What the task asks: The goal is an unaltered copy of the records below, minus any images.

Provided material:
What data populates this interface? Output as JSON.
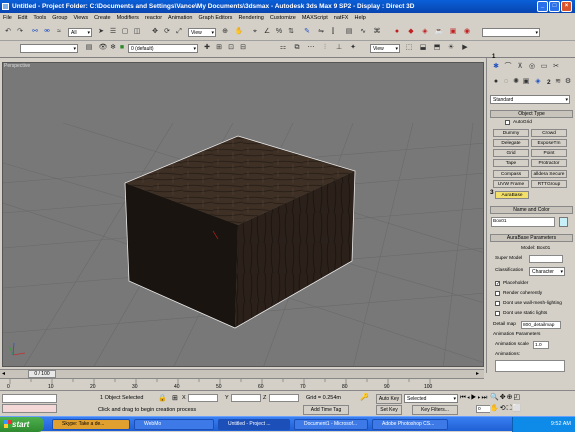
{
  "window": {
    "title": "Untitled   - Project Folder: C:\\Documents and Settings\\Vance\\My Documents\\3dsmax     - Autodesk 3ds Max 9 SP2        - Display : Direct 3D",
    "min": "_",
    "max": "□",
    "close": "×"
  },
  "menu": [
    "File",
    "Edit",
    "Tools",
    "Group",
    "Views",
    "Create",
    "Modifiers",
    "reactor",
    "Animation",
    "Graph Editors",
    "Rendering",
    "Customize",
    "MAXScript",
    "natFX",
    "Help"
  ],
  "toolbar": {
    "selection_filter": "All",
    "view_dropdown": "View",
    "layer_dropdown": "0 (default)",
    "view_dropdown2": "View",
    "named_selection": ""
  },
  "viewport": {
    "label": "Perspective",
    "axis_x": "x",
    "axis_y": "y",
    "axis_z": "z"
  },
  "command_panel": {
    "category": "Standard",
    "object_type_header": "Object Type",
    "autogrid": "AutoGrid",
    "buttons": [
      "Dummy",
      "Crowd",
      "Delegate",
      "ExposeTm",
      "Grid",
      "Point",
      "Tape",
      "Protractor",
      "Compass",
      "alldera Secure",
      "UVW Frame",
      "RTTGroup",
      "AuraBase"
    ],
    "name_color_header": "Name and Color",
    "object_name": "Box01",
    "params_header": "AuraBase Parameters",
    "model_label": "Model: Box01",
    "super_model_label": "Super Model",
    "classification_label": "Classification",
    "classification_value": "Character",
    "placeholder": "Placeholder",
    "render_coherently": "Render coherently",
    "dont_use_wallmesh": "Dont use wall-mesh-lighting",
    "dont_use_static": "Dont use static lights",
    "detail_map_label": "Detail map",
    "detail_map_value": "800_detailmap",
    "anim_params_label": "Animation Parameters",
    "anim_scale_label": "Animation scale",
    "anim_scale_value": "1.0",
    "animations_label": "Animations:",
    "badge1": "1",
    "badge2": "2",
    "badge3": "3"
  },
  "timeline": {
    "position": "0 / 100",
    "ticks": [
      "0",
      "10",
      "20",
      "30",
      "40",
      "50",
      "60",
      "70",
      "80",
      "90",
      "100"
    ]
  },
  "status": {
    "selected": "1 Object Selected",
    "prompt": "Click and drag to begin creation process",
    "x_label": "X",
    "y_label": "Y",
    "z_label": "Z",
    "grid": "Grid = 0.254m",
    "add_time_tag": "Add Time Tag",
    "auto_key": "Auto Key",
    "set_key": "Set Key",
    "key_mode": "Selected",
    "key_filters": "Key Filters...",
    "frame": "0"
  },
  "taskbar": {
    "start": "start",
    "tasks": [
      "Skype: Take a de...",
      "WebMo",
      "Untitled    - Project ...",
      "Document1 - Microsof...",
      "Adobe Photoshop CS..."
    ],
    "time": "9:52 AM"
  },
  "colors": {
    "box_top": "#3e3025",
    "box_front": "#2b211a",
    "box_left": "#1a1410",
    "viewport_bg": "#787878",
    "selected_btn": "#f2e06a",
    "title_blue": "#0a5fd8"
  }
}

Answer box:
What data populates this interface? Output as JSON.
{
  "window": {
    "title": "Untitled   - Project Folder: C:\\Documents and Settings\\Vance\\My Documents\\3dsmax     - Autodesk 3ds Max 9 SP2        - Display : Direct 3D",
    "min": "_",
    "max": "□",
    "close": "×"
  },
  "menu": [
    "File",
    "Edit",
    "Tools",
    "Group",
    "Views",
    "Create",
    "Modifiers",
    "reactor",
    "Animation",
    "Graph Editors",
    "Rendering",
    "Customize",
    "MAXScript",
    "natFX",
    "Help"
  ],
  "toolbar": {
    "selection_filter": "All",
    "view_dropdown": "View",
    "layer_dropdown": "0 (default)",
    "view_dropdown2": "View",
    "named_selection": ""
  },
  "viewport": {
    "label": "Perspective",
    "axis_x": "x",
    "axis_y": "y",
    "axis_z": "z"
  },
  "command_panel": {
    "category": "Standard",
    "object_type_header": "Object Type",
    "autogrid": "AutoGrid",
    "buttons": [
      "Dummy",
      "Crowd",
      "Delegate",
      "ExposeTm",
      "Grid",
      "Point",
      "Tape",
      "Protractor",
      "Compass",
      "alldera Secure",
      "UVW Frame",
      "RTTGroup",
      "AuraBase"
    ],
    "name_color_header": "Name and Color",
    "object_name": "Box01",
    "params_header": "AuraBase Parameters",
    "model_label": "Model: Box01",
    "super_model_label": "Super Model",
    "classification_label": "Classification",
    "classification_value": "Character",
    "placeholder": "Placeholder",
    "render_coherently": "Render coherently",
    "dont_use_wallmesh": "Dont use wall-mesh-lighting",
    "dont_use_static": "Dont use static lights",
    "detail_map_label": "Detail map",
    "detail_map_value": "800_detailmap",
    "anim_params_label": "Animation Parameters",
    "anim_scale_label": "Animation scale",
    "anim_scale_value": "1.0",
    "animations_label": "Animations:",
    "badge1": "1",
    "badge2": "2",
    "badge3": "3"
  },
  "timeline": {
    "position": "0 / 100",
    "ticks": [
      "0",
      "10",
      "20",
      "30",
      "40",
      "50",
      "60",
      "70",
      "80",
      "90",
      "100"
    ]
  },
  "status": {
    "selected": "1 Object Selected",
    "prompt": "Click and drag to begin creation process",
    "x_label": "X",
    "y_label": "Y",
    "z_label": "Z",
    "grid": "Grid = 0.254m",
    "add_time_tag": "Add Time Tag",
    "auto_key": "Auto Key",
    "set_key": "Set Key",
    "key_mode": "Selected",
    "key_filters": "Key Filters...",
    "frame": "0"
  },
  "taskbar": {
    "start": "start",
    "tasks": [
      "Skype: Take a de...",
      "WebMo",
      "Untitled    - Project ...",
      "Document1 - Microsof...",
      "Adobe Photoshop CS..."
    ],
    "time": "9:52 AM"
  },
  "colors": {
    "box_top": "#3e3025",
    "box_front": "#2b211a",
    "box_left": "#1a1410",
    "viewport_bg": "#787878",
    "selected_btn": "#f2e06a",
    "title_blue": "#0a5fd8"
  }
}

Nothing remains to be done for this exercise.